### [Provided entries]
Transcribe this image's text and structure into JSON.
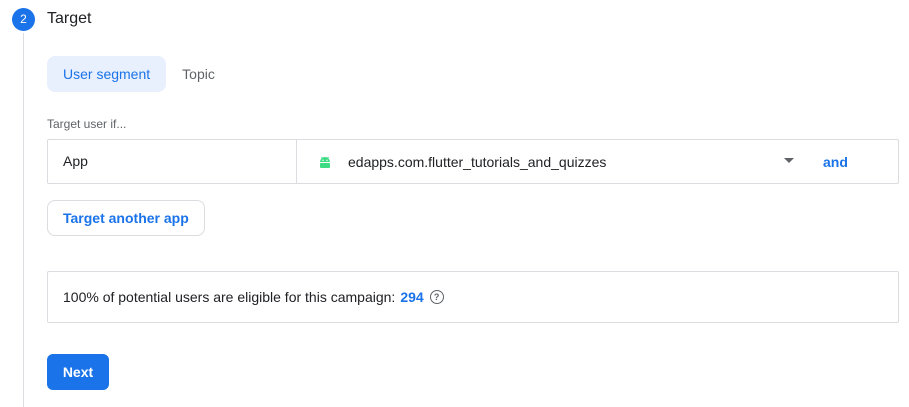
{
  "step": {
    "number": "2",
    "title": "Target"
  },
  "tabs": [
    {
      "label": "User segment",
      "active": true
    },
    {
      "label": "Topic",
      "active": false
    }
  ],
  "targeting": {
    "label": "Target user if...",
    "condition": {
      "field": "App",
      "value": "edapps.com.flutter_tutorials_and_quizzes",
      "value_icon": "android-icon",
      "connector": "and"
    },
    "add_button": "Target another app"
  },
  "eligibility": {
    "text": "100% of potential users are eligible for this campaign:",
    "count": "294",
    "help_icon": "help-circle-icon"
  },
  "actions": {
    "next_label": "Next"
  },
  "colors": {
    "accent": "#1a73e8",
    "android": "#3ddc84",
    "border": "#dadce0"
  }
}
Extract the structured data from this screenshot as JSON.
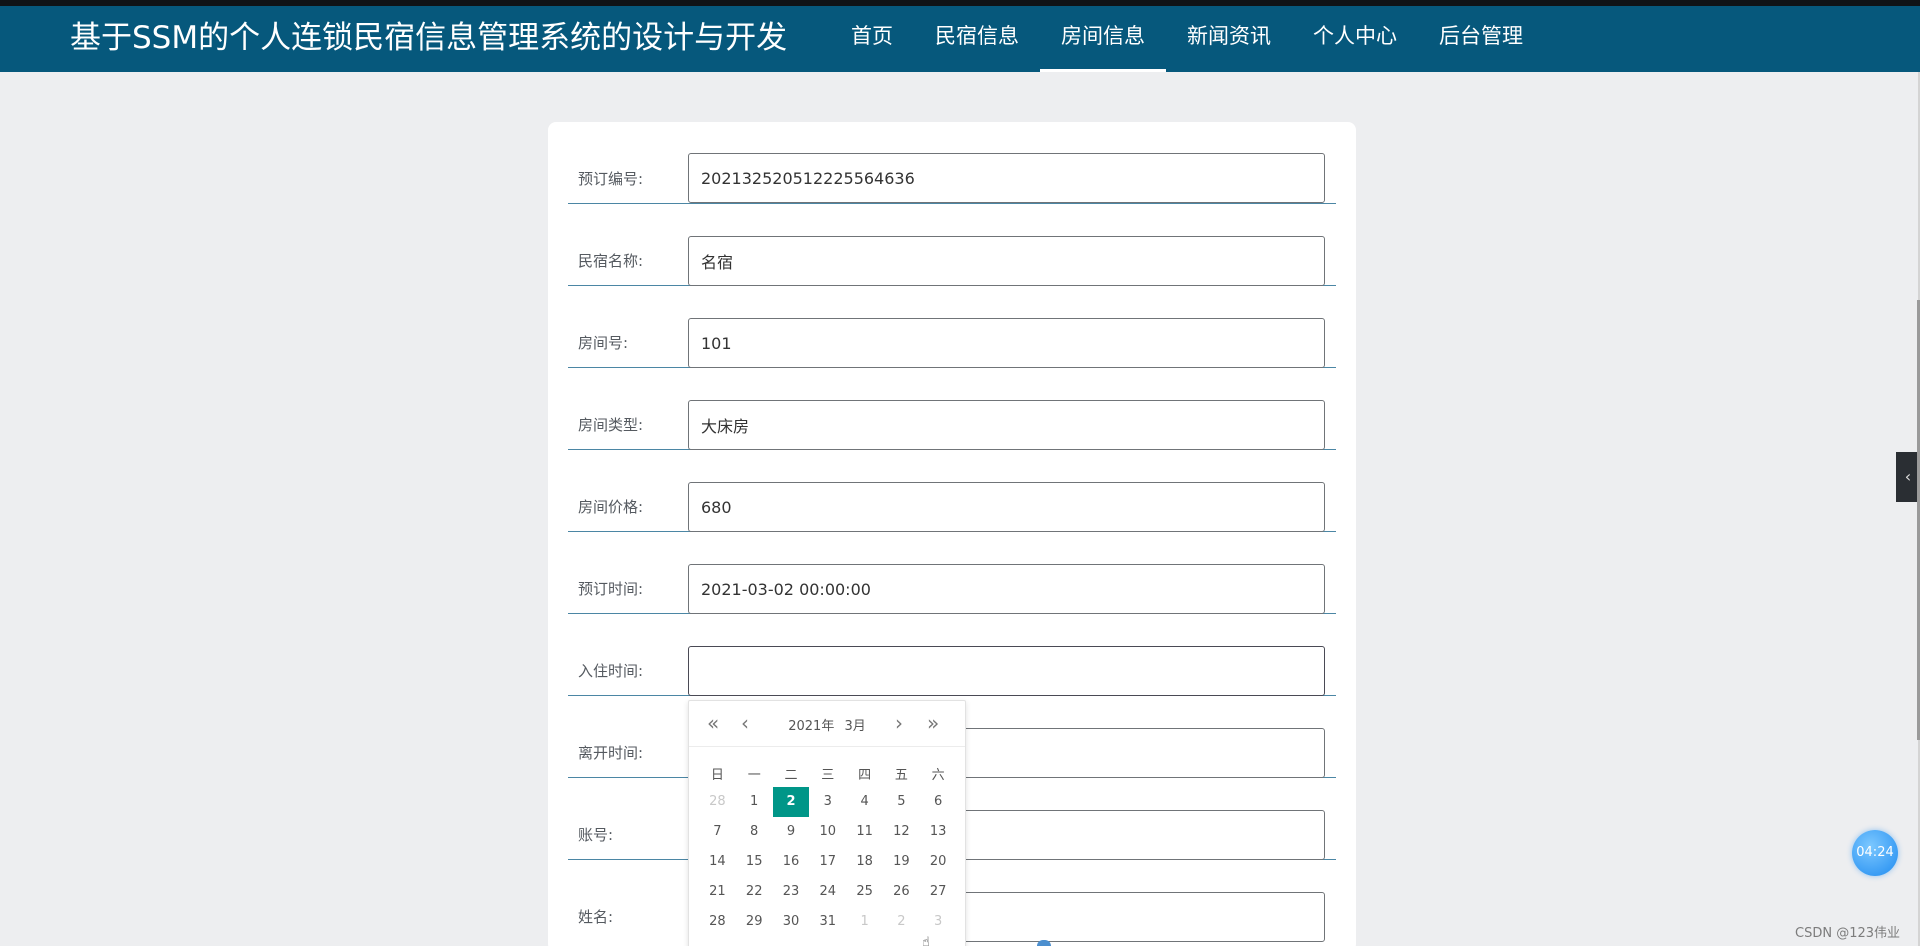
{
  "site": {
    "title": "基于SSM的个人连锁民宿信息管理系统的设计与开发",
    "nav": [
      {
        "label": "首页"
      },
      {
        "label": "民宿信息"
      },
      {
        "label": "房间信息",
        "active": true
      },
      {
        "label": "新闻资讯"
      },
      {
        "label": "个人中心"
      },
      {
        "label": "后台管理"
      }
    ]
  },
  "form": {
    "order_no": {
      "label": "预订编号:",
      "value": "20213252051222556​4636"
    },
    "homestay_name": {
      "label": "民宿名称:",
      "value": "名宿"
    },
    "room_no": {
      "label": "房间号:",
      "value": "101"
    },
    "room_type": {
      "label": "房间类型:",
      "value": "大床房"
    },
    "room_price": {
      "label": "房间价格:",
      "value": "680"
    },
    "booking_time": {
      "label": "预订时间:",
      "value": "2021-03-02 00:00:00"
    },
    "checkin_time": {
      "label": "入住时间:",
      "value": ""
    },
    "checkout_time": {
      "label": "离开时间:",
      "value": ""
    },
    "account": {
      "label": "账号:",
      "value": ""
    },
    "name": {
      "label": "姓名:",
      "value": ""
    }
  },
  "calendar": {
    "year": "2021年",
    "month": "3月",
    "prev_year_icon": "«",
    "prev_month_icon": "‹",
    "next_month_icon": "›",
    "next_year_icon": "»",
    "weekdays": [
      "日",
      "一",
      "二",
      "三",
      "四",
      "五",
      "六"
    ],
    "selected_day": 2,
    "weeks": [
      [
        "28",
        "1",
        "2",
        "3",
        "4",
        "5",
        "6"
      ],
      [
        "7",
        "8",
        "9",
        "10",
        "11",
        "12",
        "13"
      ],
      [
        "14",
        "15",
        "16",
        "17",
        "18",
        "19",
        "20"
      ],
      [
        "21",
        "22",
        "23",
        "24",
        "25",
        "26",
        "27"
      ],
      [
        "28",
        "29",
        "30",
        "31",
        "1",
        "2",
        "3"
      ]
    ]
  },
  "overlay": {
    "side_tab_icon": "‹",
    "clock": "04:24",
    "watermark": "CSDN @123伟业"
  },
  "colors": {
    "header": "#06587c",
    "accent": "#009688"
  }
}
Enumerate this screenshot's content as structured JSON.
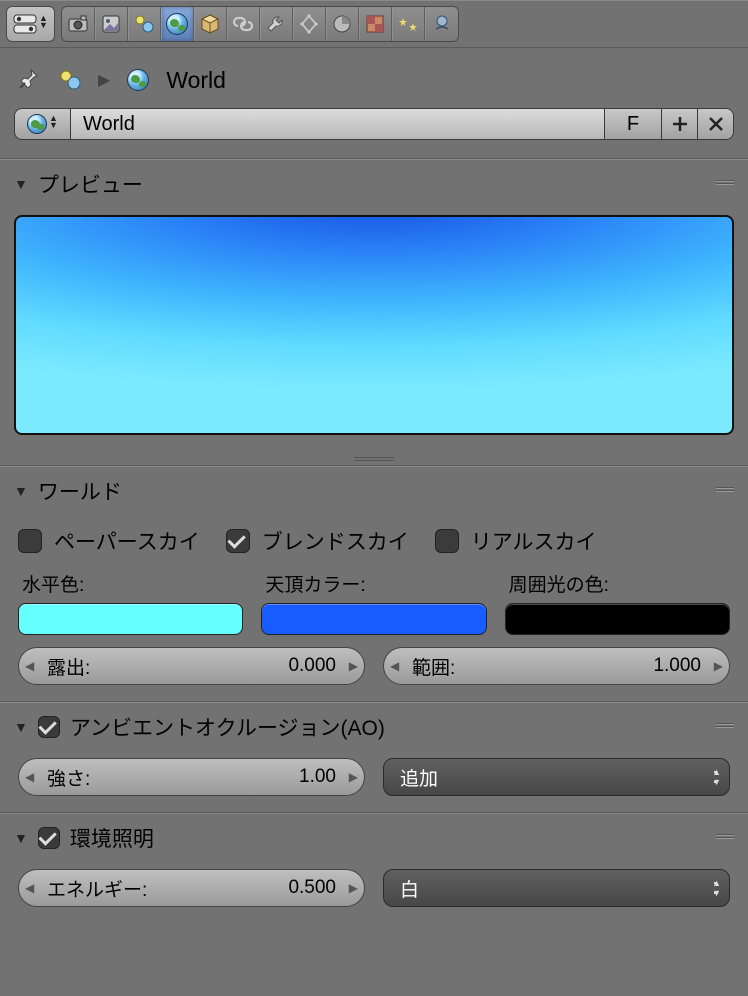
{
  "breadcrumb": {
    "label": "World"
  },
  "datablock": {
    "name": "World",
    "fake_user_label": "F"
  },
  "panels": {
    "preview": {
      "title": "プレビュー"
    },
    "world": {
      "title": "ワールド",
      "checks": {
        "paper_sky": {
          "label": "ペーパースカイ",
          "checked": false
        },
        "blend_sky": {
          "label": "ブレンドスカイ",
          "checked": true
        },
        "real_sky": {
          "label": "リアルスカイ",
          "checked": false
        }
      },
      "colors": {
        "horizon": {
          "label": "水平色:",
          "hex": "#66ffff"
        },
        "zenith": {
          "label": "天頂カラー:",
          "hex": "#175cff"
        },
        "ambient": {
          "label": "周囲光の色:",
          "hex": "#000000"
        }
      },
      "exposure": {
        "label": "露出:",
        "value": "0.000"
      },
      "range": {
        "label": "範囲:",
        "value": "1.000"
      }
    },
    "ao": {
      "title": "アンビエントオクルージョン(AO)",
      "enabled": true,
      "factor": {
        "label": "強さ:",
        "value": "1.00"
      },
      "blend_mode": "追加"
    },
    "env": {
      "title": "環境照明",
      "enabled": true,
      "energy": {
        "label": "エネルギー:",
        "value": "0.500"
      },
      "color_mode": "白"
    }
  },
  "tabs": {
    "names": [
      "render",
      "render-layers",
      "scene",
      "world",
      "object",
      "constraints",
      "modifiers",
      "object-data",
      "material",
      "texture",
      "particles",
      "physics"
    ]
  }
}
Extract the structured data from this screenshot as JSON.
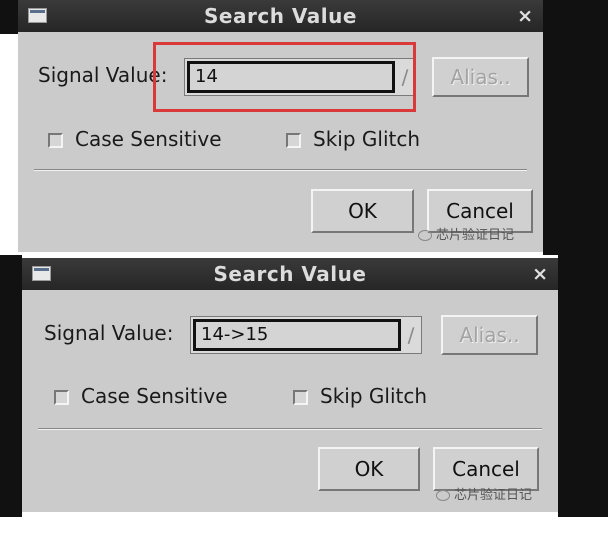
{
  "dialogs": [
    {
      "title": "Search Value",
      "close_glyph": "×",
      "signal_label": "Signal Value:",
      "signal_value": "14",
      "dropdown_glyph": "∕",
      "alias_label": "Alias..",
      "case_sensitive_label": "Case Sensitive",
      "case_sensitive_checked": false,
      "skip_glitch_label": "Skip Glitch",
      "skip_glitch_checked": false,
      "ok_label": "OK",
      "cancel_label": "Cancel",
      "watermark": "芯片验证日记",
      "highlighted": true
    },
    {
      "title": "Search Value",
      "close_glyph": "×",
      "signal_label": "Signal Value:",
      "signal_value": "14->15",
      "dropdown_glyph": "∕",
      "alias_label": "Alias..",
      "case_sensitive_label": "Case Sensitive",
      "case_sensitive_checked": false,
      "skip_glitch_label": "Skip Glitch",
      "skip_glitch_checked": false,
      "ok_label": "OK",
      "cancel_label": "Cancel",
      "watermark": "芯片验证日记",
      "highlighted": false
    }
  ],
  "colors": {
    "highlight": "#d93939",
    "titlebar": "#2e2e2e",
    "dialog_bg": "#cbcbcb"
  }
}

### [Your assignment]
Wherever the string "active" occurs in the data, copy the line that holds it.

### [Output of the task]
      "active": true
      "active": false
        "active": true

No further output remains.